ZANU PF and the MDC have admitted, for the first time, that they were both involved in acts of political violence which occurred throughout the country after the March 29 harmonised polls.
The admission followed a heated debate this week on how to deal with political violence at the on-going talks between Zanu PF and the two formations of the MDC in Pretoria.
It came amid revelations that the parties have started to honour some of the provisions of the memorandum of understanding they signed on July 21 to pave way for serious and focused negotiations for a political settlement.
Sources close to the talks told the Zimbabwe Independent that Zanu PF and the MDC bitterly argued over how to end the culture of political violence in the country, deal with perpetrators and compensate victims.
The sources said MDC negotiators insisted that Zanu PF was responsible for the majority of cases of political violence, while the ruling party said the opposition was also culpable.
“At the end, Zanu PF and the MDC reached a compromise and implicitly admitted their involvement in the violence,” one of the sources said. “There was also a heated debate on how to deal with the perpetrators of the violence.
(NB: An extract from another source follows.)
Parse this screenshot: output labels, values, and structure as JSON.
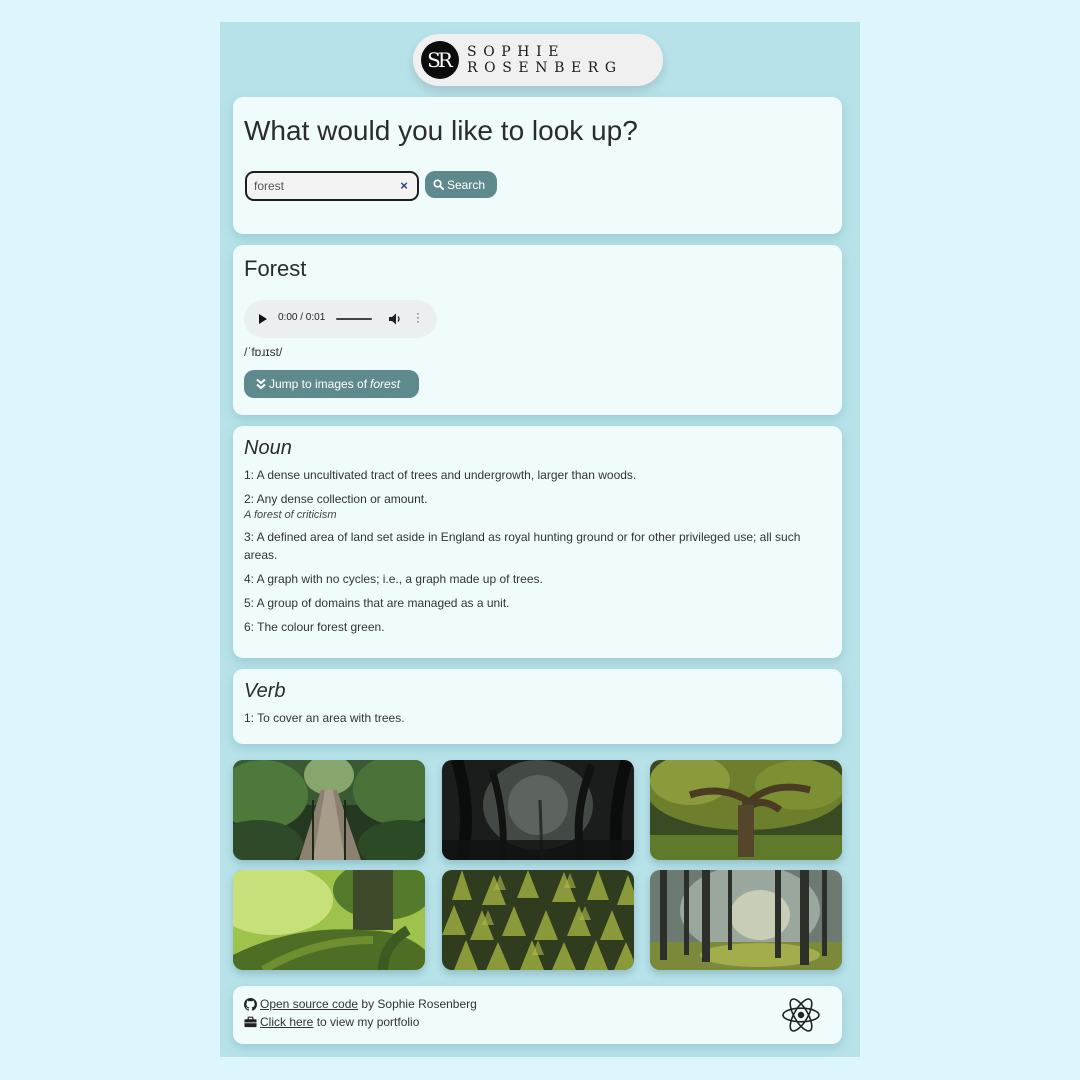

The MDC wants them to be brought to book.”
The sources said the parties questioned where the money would come from to compensate victims of political violence, before they agreed that humanitarian organisations would be allowed to assist.
In a joint statement by the negotiators on Wednesday, Zanu PF and the MDC condemned political violence and urged their supporters to shun it.
“The parties, acknowledging that violence that is attributable to us and which has been injurious to national and human security, has, indeed, occurred in the country after the March 29, 2008 harmonised elections, hereby call upon all our supporters and members and any organs and structures under the direction and control of our respective parties to stop and desist from the perpetration of violence in any form,” read the statement.
“We, further, reaffirm our commitment to ensuring that the law is applied fairly and justly to all persons irrespective of political affiliation, to take all necessary measures within our power to eliminate all forms of political violence, including by non-state actors, and to ensure the security of persons and property and provide support to victims of violence.”
The MDC claimed that over 120 of its supporters were killed, plus 10 000 injured and more than 200 000 displaced during the political violence.
The parties said they would ensure safe return of families displaced by the violence.
“The parties express their readiness to work individually and together in the ongoing dialogue to make public undertakings in ensuring the safety of any displaced persons and their safe return home and to enable humanitarian and social welfare organisations to render such assistance as might be required,” said the negotiators.
Sources said Zanu PF and the MDC had agreed that humanitarian organisations resume operations and assist the victims of political violence.
But the National Association of Non-Governmental Organisations (Nango) this week said a government ban on the organisations was yet to be lifted.
Nango spokesperson Fambai Ngirande said: “A number of humanitarian agencies have not yet started operations since their ban before the June 27 run-off. Some of their food in warehouses is rotting and they are throwing it away.”
In the MoU, Zanu PF and the MDC said they would work together to ensure safety of displaced persons and their safe return home, and that humanitarian and social welfare organisations would be enabled to render such assistance as might be required.
Elias Mudzuri, the Tsvangirai-led MDC organising secretary, told the Independent yesterday that a lot of the party’s activists were in custody throughout the country. He, however, could not say how many were still being held.
“We are still compiling information on how many of our activists are still in prison, but the number is still quite high,” Mudzuri said.
Another MDC official this week said the party was still pressing for the release of its members arrested before the bloody June 27 elections, but without success.
The official said some of the MDC activists were released on bail when the talks commenced after the signing of the MoU, but could not give statistics.
Police spokesperson Oliver Mandipaka was unable yesterday to give a figure of the political activists still detained around the country.
“That figure is difficult to come up with, we will need time to put all that information together as we are looking at a national picture,” Mandipaka said. “You could check with us after some time.”
However, Mandipaka said he was aware that some of the perpetrators of violence from both the MDC and Zanu-PF were granted bail while some were still expected to appear in court.
By Constantine Chimakure/Loughty Dube